How to thaw, prepare and cook Smart Chicken
Shop for chicken last at the store, and transfer it to the refrigerator or freezer immediately when you get home. Chicken can be frozen in its original packaging, but over time its quality will diminish. For prolonged storage, place the package in a freezer bag and push the air out before sealing. Whole, uncooked chicken will keep for up to 12 months, uncooked pieces for nine months, and cooked chicken for four months. Chicken is still safe to eat after these times, but its quality won’t be reliable.

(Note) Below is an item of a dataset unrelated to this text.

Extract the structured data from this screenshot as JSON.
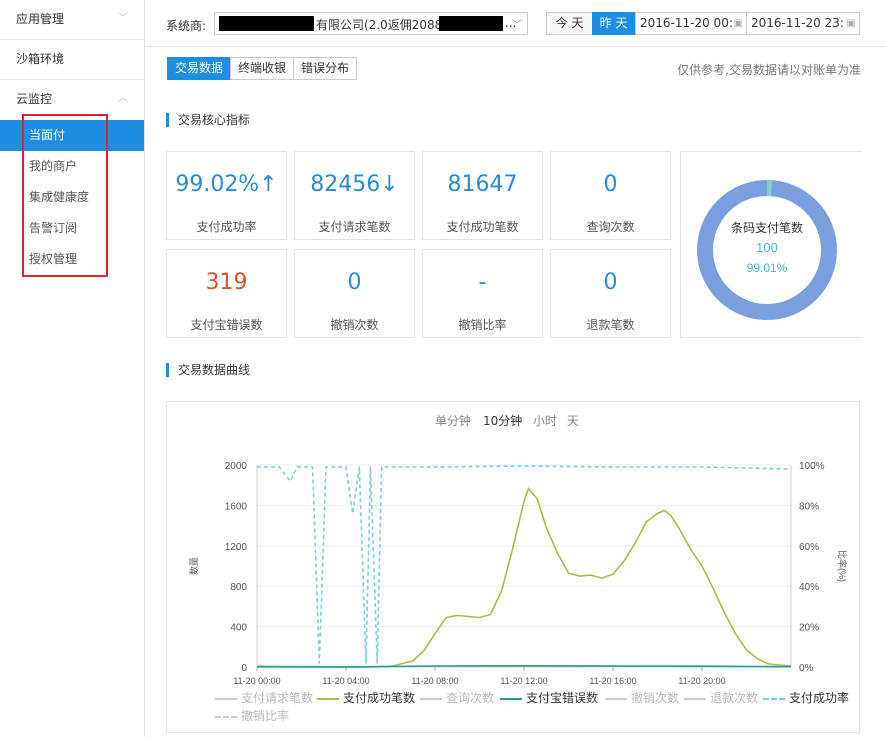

There are three ways to safely thaw frozen chicken: in the refrigerator, in cold water, or in the microwave. Never thaw chicken on the counter, as it increases the risk of bacteria forming. The best option is in the refrigerator—even though it takes the most time. (Depending on the cut, it can take as long as one to two days to thaw in the refrigerator.) Sometimes dinner plans change; you can safely store the thawed chicken in the refrigerator for one to two additional days before cooking or refreezing.

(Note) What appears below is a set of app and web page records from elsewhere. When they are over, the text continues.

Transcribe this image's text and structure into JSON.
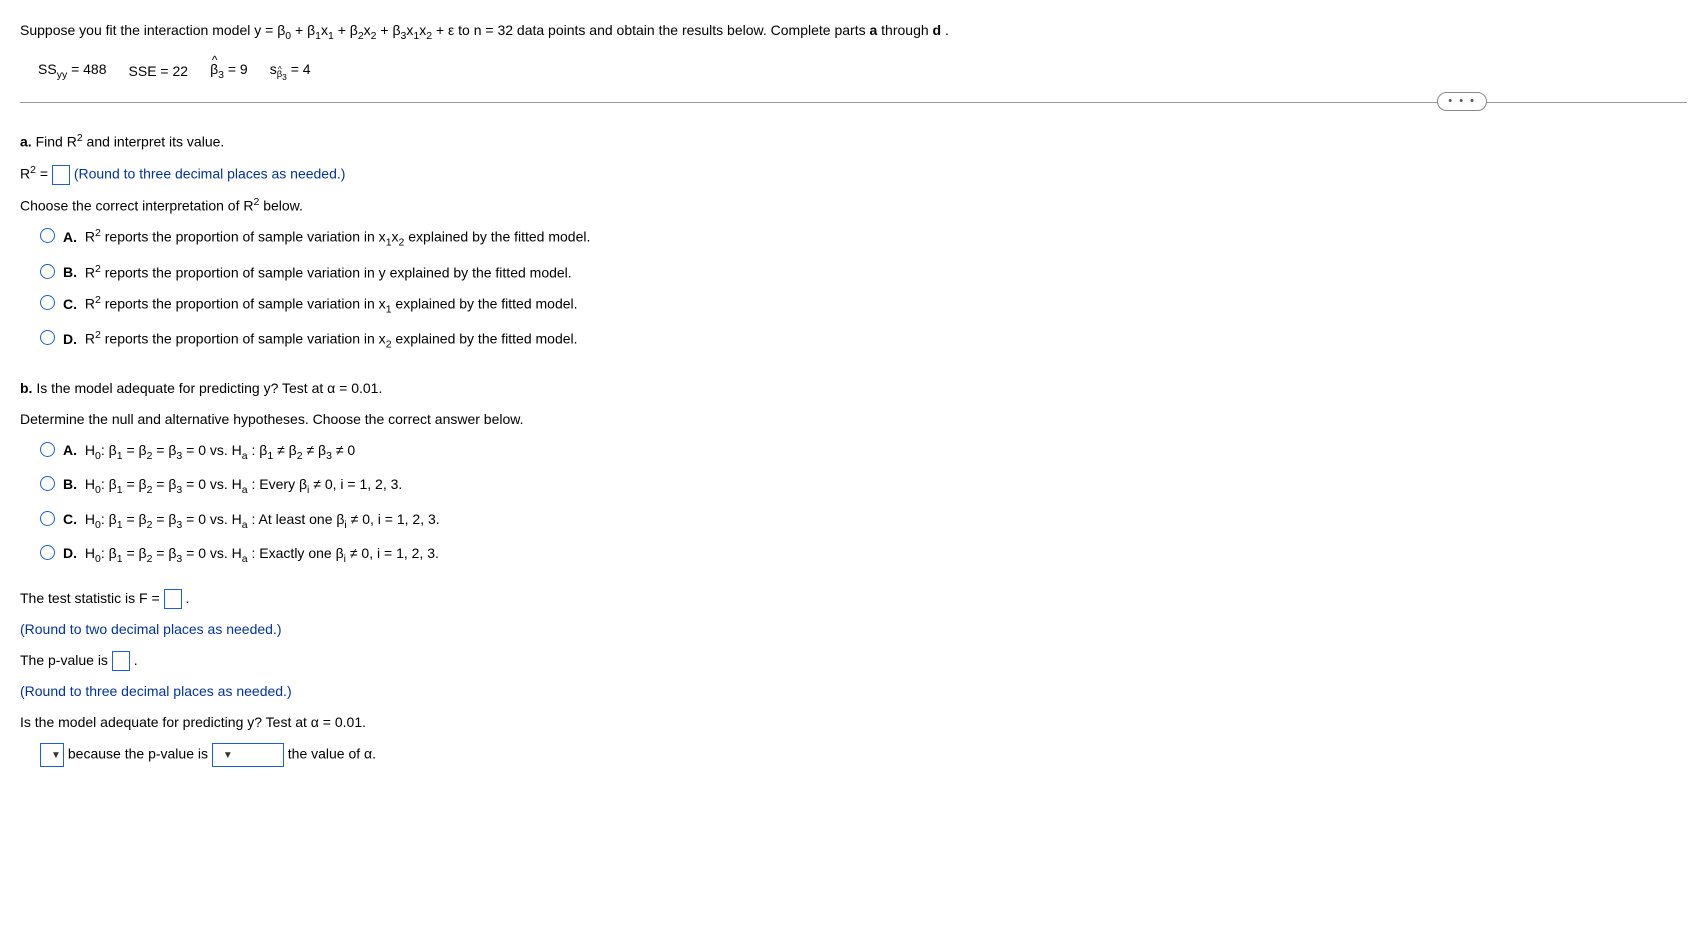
{
  "intro": {
    "prefix": "Suppose you fit the interaction model y = β",
    "model_rest": " + ε to n = 32 data points and obtain the results below. Complete parts ",
    "a": "a",
    "through": " through ",
    "d": "d",
    "period": "."
  },
  "given": {
    "ssyy": "SS",
    "ssyy_sub": "yy",
    "ssyy_val": " = 488",
    "sse": "SSE = 22",
    "beta3_hat_val": " = 9",
    "sbeta3_val": " = 4"
  },
  "ellipsis": "• • •",
  "partA": {
    "title_prefix": "a.",
    "title_rest": " Find R",
    "title_after": " and interpret its value.",
    "r2_eq": "R",
    "equals": " = ",
    "round_note": "(Round to three decimal places as needed.)",
    "interp_label_pre": "Choose the correct interpretation of R",
    "interp_label_post": " below.",
    "options": {
      "A": {
        "letter": "A.",
        "pre": "R",
        "post": " reports the proportion of sample variation in x",
        "var": "1",
        "post2": "x",
        "var2": "2",
        "tail": " explained by the fitted model."
      },
      "B": {
        "letter": "B.",
        "pre": "R",
        "post": " reports the proportion of sample variation in y explained by the fitted model."
      },
      "C": {
        "letter": "C.",
        "pre": "R",
        "post": " reports the proportion of sample variation in x",
        "var": "1",
        "tail": " explained by the fitted model."
      },
      "D": {
        "letter": "D.",
        "pre": "R",
        "post": " reports the proportion of sample variation in x",
        "var": "2",
        "tail": " explained by the fitted model."
      }
    }
  },
  "partB": {
    "title": "b.",
    "title_rest": " Is the model adequate for predicting y? Test at α = 0.01.",
    "hyp_label": "Determine the null and alternative hypotheses. Choose the correct answer below.",
    "options": {
      "A": {
        "letter": "A.",
        "text_pre": "H",
        "h0_sub": "0",
        "h0": ": β",
        "mid": " vs. H",
        "ha_sub": "a",
        "ha": ": β",
        "full": " ≠ β",
        "full2": " ≠ β",
        "full3": " ≠ 0"
      },
      "B": {
        "letter": "B.",
        "tail": ": Every β",
        "tail2": " ≠ 0, i = 1, 2, 3."
      },
      "C": {
        "letter": "C.",
        "tail": ": At least one β",
        "tail2": " ≠ 0, i = 1, 2, 3."
      },
      "D": {
        "letter": "D.",
        "tail": ": Exactly one β",
        "tail2": " ≠ 0, i = 1, 2, 3."
      }
    },
    "common_h0": " = β",
    "common_h0_2": " = β",
    "common_h0_3": " = 0 vs. H",
    "f_label": "The test statistic is F = ",
    "f_period": ".",
    "f_round": "(Round to two decimal places as needed.)",
    "p_label": "The p-value is ",
    "p_period": ".",
    "p_round": "(Round to three decimal places as needed.)",
    "adequate_q": "Is the model adequate for predicting y? Test at α = 0.01.",
    "because": " because the p-value is ",
    "value_of_alpha": " the value of α."
  }
}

Chicken thawed in cold water or in the microwave should be cooked immediately after thawing, and cannot be refrozen until it’s cooked thoroughly to 165°F. When using cold water to thaw, chicken should be in a leak-proof package or plastic bag to prevent it from absorbing water or bacteria. Submerge in cold tap water, and change the water every 30 minutes until the chicken is thawed. Chicken thawed in the microwave should be cooked immediately, as the meat often begins to cook during thawing.

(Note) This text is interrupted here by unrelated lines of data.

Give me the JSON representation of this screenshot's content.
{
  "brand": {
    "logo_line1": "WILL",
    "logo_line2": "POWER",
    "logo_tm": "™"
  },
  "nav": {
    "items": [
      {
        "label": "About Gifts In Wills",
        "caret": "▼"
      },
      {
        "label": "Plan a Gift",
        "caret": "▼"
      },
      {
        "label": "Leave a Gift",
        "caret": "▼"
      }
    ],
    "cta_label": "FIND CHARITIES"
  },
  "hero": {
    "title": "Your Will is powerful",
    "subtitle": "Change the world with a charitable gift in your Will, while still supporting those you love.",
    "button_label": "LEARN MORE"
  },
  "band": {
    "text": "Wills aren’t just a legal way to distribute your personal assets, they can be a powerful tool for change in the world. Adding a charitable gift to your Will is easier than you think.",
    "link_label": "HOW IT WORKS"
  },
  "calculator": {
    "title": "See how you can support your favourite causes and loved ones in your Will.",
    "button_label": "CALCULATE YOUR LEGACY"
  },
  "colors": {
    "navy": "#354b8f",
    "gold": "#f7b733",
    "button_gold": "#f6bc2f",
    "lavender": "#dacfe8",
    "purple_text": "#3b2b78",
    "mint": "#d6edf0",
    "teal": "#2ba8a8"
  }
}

Never rinse poultry. Washing your chicken will not remove bacteria and, in fact, will spread bacteria to other areas of the kitchen, including the sink, counter-tops, and any nearby foods. Always marinate chicken in the refrigerator (never on the counter!) to keep it at a safe temperature, and don’t reuse marinade from raw chicken on cooked chicken. The same is true with plates, tools, and utensils; never use plates or utensils used for raw chicken on cooked chicken without first being washed with warm water and soap.
Cooking—Always Cook Chicken to an Internal Temperature of 165°F
Because Smart Chicken is pure air-chilled, it cooks faster than what you might come to expect from chicken. An instant-read thermometer inserted into the thickest part of the cut is the most accurate way to gauge temperature. Always cook chicken to an internal temperature of 165°F. When cooking outdoors, move chicken to a warm spot on the grill (or wrap it in foil to retain heat) so the chicken’s temperature stays out of the danger zone until you’re ready to eat. Keep cold dishes, like chicken salad, chilled as long as possible, then serve them in their container atop ice so they remain cold.
Chicken, like other perishable items, should only be left at room temperature for a short period of time, even after cooking. Refrigerate leftovers no more than two hours after cooking. When eating outdoors, refrigerate leftovers after no more than an hour when outdoor temps are 90 degrees Fahrenheit or above. When stored properly, leftovers are safe to eat for two to three days.